“I think whenever there are changing demographics in any area, there is the potential for friction and conflict, and certainly our area has had some significant changes over the years in demographics and its population,” Krekorian said. “Especially among youth, we always need to be vigilant to educate our youth that violence is never an appropriate response to conflict and that we can resolve differences and find commonality if we make the effort to do that.”


Bill would recognize space pioneers

Rep. Adam Schiff and fellow California Reps. Ken Calvert, Kevin McCarthy and Howard “Buck” McKeon introduced legislation Wednesday that would honor aeronautics pioneers Neil Armstrong and Hugh Dryden.

The resolution would rename NASA’s Dryden Flight Research Center in Edwards, Calif., as the Neil A. Armstrong Flight Research Center, and it would rename the Western Aeronautical Test Range, a facility at the center, as the Hugh L. Dryden Aeronautical Test Range.

The legislation would serve to honor Armstrong — the first man to walk on the moon and a former test pilot who worked at the center from 1955 to 1962 — and maintain the center’s memorial to Dryden, a prominent aeronautical engineer.

Before Armstrong became an astronaut in 1962, he served for seven years as a test pilot at what was then called the National Advisory Committee for Aeronautics High-Speed Flight Station. The station was later established as a NASA center and eventually named after Hugh Dryden, one of America’s most prominent aeronautical engineers, Schiff’s office said.

Dryden was director of National Advisory Committee for Aeronautics from 1947 until the creation of NASA in 1958, and was named deputy administrator of the new aerospace agency when it was created in response to the Sputnik crisis, Schiff’s office said.

Supervisor calls for bridge inspections

In the wake of Wednesday’s collapse of a span of the Interstate Highway 35W in Minneapolis, into the Mississippi River, which killed at least four commuters, Los Angeles County Supervisor Michael D. Antonovich is calling for inspections of all Los Angeles County bridges to ensure they are periodically analyzed.

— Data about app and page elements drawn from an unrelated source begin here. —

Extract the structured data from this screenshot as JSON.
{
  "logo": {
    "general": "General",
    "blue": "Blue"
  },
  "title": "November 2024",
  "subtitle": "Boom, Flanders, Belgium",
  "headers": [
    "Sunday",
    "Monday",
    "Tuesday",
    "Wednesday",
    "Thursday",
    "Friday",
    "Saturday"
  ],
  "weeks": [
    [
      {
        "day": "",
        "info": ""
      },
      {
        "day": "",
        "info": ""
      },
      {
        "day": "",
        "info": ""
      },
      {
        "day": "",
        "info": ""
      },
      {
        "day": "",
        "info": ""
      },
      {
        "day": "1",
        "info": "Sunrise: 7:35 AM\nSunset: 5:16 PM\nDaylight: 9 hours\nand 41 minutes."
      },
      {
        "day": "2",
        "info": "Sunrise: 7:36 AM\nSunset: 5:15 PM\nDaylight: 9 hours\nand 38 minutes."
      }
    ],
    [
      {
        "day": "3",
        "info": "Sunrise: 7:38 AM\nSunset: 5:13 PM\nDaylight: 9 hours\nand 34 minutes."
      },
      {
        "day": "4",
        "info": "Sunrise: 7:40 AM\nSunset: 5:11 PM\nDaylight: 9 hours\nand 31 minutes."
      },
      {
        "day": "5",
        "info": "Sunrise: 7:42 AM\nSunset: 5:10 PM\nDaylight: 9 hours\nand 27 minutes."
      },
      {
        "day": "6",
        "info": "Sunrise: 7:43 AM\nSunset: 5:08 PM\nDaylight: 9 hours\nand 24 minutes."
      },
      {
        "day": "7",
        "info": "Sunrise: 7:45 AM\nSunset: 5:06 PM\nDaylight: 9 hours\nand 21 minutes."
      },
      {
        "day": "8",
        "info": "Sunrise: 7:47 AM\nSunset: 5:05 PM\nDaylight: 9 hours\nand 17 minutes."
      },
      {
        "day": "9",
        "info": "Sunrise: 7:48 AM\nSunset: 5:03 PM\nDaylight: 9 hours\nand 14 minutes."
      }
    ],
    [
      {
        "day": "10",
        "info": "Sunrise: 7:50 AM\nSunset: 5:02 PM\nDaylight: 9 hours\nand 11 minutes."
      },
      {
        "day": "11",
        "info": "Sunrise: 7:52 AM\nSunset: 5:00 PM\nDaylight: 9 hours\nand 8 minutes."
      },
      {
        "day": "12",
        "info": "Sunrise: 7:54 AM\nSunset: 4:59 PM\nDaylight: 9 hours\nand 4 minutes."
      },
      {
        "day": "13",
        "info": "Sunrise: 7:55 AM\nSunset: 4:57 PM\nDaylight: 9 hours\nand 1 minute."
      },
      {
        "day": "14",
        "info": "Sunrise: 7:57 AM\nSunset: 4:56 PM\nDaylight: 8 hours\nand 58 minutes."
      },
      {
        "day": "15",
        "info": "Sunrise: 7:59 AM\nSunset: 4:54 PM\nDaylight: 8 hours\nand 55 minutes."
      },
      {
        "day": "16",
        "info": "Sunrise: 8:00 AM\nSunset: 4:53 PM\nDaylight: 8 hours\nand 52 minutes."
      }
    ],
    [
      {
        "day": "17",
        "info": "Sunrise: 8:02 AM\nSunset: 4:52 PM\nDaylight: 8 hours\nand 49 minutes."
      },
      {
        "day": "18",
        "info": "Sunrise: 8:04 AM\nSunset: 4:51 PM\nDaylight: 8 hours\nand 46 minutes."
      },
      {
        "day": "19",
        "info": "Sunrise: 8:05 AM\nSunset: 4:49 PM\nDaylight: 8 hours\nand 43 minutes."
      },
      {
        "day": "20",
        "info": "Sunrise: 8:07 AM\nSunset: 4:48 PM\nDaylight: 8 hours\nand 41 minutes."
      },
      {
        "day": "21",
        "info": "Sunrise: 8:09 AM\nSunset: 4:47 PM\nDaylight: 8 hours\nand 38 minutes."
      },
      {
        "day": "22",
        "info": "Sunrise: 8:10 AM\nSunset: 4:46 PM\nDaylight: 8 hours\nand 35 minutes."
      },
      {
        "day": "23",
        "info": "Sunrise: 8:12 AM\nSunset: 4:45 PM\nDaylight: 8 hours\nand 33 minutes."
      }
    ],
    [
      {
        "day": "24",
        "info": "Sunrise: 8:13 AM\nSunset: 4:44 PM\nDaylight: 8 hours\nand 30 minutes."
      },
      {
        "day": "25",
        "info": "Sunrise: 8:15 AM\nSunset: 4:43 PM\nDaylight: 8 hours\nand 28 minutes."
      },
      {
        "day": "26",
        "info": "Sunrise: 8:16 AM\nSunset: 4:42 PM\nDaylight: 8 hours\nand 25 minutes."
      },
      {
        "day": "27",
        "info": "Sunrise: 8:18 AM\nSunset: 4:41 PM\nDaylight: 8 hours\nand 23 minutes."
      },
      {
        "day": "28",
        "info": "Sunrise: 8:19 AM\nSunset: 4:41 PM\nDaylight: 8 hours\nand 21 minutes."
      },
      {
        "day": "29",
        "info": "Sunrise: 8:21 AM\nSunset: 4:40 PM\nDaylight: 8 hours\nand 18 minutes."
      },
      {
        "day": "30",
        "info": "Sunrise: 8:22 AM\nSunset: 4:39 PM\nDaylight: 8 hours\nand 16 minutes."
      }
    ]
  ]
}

Antonovich plans to make a motion Tuesday that would direct the Los Angeles County Department of Public Works to provide a description of the county’s program for inspecting bridges in Los Angeles County, Antonovich said in a statement.

In light of California’s earthquake history, the study should identify any special requirements for bridge construction due to the high levels of seismic activity in the region, he said.

The study should also determine whether there are any at-risk bridges and may require modification and, if so, identify a work program and potential funding sources.

If Antonovich’s motion is approved as drafted, the department would have to report back to the board in 60 days, he said.

Call for art honoring genocide victims

The Armenian Assembly of America, in collaboration with the El Pueblo de Los Angeles Historical Monument, is issuing a public call for artwork honoring victims of the Armenian genocide.

Accepted entries will be displayed during a multicultural celebration in October, known as the Day of the Dead.

A national holiday in Mexico, the Day of the Dead is observed by countries in the Caribbean, Central and South America as well as the United States, parts of Europe and the Philippines, according to the assembly.


Artists are asked to submit two- and three-dimensional works in the following formats: a compact disc containing digital images, photographic prints or slides.

All submissions must be original work done by the artist and received by Aug. 15.

A maximum of four submissions from each artist will be considered. Submissions should be sent to Mariann Gatto, curator, El Pueblo de Los Angeles Historical Monument, 125 Paseo de la Plaza, Suite 400, Los Angeles, CA 90012. Submissions must include the artist’s name, telephone number, e-mail address, title of work, year executed, media, dimensions and price.

For more information, call Assembly Community Relations Director Narine Zardarian at (626) 577-0025 or Mariann Gatto at (213) 485-8432.